Delhi begins vaccinating 18-44 year olds
From CNN's Aditi Sangal
India's capital Delhi has begun vaccinating its 18-44 year olds, albeit at a slow pace due to limited vaccine availability, according to the Delhi Deputy Chief Minister Manish Sisodia.
"Mass vaccination for youth of Delhi has begun," he announced on Twitter. "We have established 301 centers in 76 schools. Our target is to establish 3000 such centers in 300 schools, subjected to the availability of vaccine."
Delhi has 450,000 vaccines and 45,150 people have been given vaccination appointments, he added in a statement to Asian News International, an Indian news agency.
"There is 100% turnout," he told ANI Monday. "There is a lot of enthusiasm in the youth."
Some background: In a bid to tackle India's spiraling Covid-19 crisis, Prime Minister Narendra Modi announced that the country will offer vaccines to everyone age 18 and above from May 1. The change came into effect on Saturday, however, a number of states, including Delhi, said they have no shots to give.
On Friday, Delhi Chief Minister Arvind Kejriwal urged citizens not to queue up for shots Saturday as vaccine supplies had not been received.
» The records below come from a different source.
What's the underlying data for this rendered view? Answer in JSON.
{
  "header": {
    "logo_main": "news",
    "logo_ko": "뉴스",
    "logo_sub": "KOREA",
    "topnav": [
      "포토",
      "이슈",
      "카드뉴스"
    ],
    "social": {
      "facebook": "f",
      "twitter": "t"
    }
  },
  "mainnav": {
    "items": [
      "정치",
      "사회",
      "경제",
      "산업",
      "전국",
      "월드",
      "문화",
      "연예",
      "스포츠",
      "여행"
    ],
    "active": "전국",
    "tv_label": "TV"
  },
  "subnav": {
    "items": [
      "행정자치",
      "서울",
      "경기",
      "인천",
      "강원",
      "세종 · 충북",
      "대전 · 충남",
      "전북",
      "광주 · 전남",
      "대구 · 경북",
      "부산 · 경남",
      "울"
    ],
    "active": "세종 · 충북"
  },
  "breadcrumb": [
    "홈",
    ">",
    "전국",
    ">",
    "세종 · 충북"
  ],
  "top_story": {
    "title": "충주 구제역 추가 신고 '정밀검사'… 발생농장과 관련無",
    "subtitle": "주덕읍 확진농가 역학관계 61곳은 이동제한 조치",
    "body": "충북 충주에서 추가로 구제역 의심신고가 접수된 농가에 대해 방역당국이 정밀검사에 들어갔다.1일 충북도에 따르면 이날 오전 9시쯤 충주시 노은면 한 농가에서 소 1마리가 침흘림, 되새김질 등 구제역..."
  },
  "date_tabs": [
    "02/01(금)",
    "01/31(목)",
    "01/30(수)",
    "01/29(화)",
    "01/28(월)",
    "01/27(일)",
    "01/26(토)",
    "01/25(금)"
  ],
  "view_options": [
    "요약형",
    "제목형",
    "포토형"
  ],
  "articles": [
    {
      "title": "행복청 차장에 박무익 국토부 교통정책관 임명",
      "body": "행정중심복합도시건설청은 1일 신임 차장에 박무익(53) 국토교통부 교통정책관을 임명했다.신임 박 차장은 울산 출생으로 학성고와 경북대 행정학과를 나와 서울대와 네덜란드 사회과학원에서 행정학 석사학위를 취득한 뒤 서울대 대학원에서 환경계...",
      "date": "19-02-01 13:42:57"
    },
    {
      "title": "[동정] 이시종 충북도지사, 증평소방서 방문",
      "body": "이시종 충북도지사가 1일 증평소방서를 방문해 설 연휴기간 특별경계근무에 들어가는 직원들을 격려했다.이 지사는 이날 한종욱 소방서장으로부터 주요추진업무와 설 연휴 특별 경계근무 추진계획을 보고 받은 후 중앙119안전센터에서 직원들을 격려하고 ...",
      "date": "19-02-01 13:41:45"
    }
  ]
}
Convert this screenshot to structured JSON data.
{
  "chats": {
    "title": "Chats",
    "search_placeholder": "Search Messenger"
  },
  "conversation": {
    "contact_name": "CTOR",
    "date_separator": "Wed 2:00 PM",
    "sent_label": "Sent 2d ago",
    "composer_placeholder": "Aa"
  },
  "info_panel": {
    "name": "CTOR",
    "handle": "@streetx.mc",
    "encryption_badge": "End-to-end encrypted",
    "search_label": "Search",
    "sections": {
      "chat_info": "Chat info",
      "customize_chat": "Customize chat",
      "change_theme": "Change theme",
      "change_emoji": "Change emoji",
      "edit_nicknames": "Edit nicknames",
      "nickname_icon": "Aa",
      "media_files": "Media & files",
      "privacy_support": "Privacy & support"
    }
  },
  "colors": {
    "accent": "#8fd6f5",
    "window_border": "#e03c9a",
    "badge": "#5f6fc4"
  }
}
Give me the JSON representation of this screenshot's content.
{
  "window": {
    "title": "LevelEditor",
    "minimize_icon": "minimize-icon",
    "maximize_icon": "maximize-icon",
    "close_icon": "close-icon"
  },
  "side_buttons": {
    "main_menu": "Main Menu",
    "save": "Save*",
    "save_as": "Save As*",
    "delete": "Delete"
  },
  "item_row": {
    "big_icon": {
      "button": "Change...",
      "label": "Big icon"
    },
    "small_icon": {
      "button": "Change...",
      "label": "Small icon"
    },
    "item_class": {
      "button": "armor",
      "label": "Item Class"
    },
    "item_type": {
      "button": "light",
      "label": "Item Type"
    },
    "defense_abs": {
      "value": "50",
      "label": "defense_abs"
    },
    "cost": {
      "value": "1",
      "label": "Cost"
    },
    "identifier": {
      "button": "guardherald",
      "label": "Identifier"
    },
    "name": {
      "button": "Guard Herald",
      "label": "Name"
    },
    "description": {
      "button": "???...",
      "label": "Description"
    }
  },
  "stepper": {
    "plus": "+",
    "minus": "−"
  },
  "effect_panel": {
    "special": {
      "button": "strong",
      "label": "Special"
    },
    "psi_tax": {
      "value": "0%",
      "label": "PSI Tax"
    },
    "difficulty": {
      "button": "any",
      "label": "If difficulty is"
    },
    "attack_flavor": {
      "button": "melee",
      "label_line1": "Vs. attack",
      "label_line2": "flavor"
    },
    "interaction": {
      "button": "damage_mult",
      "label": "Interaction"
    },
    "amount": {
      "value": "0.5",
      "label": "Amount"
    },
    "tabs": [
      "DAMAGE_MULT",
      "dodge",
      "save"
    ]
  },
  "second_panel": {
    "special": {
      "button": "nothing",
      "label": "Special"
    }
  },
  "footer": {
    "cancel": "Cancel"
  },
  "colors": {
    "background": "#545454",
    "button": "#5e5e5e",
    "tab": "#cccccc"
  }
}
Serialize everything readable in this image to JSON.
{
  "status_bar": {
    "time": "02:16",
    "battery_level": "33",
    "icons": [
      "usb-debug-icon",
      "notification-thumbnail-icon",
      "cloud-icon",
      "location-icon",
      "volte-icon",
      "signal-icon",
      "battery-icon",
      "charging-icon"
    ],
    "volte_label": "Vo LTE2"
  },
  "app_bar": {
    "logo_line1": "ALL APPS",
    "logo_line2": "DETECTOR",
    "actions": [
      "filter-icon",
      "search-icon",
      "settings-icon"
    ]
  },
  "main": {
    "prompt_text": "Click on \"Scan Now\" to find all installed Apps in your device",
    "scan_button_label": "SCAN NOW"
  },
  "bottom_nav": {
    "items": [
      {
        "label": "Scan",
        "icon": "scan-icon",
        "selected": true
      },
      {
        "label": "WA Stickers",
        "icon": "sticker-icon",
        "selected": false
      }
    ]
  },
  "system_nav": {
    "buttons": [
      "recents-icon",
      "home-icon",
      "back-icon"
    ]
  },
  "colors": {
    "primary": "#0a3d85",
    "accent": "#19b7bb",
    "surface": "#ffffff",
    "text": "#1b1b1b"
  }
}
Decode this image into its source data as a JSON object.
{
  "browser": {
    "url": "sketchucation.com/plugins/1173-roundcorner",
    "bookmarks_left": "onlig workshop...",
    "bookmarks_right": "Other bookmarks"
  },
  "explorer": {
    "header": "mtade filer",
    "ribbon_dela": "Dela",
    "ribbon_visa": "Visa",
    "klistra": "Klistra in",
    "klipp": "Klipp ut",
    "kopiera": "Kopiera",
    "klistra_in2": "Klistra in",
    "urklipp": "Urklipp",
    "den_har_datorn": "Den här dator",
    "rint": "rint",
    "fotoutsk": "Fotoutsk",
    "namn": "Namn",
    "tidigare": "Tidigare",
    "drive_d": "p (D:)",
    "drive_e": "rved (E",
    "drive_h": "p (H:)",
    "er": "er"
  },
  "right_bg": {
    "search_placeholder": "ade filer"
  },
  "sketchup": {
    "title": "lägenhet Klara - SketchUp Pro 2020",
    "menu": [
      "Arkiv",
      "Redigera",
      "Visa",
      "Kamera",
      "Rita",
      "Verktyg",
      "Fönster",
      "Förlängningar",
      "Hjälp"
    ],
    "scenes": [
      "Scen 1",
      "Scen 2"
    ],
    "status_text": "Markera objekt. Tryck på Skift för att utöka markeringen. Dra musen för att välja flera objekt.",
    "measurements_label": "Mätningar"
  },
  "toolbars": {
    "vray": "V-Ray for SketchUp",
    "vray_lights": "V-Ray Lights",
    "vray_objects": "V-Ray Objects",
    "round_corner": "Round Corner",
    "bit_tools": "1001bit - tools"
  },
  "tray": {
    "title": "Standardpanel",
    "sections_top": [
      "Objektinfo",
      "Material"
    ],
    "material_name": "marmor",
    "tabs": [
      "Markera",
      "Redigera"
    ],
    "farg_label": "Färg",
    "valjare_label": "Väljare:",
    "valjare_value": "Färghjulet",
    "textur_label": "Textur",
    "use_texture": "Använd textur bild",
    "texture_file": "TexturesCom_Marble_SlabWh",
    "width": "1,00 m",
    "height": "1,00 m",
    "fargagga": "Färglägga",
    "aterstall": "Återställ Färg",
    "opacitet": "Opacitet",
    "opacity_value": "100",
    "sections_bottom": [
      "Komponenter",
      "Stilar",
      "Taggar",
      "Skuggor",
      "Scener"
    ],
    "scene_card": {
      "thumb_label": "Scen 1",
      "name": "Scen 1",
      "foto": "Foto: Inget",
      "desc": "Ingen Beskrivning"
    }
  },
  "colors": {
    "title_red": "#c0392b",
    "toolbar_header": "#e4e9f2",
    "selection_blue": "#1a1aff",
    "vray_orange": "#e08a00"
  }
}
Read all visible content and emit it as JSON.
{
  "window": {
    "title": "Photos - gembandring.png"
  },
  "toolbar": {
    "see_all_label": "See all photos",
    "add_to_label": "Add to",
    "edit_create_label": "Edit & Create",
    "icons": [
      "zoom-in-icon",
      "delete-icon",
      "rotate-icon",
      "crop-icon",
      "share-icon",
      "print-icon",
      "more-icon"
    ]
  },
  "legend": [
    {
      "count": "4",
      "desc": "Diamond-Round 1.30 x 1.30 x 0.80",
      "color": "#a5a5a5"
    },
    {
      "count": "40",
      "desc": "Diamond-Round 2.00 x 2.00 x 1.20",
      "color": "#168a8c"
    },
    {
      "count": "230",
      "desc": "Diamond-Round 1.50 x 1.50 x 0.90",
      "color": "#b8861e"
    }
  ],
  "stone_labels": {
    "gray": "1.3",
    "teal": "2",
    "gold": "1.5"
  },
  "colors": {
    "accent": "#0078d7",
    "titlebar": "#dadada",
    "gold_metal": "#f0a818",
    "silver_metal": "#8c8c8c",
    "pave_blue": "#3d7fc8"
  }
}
Monday marks the first day that Delhi was able to start offering vaccines to the newly eligible cohort.
5:40 a.m. ET, May 3, 2021
Pfizer will donate more than $70 million worth of medicines to India
From CNN's Vedika Sud and Chandler Thornton
Pfizer is donating more than $70 million worth of medicines to India, CEO Albert Bourla announced in a statement posted to his official LinkedIn account.
The medicines, including steroid medications, anticoagulants to reduce blood clotting, and antibiotics will be made available "immediately," he added.
"Pfizer stands in solidarity with all those currently affected by COVID-19 in India and around the world and will continue to do everything possible to provide assistance," Bourla said.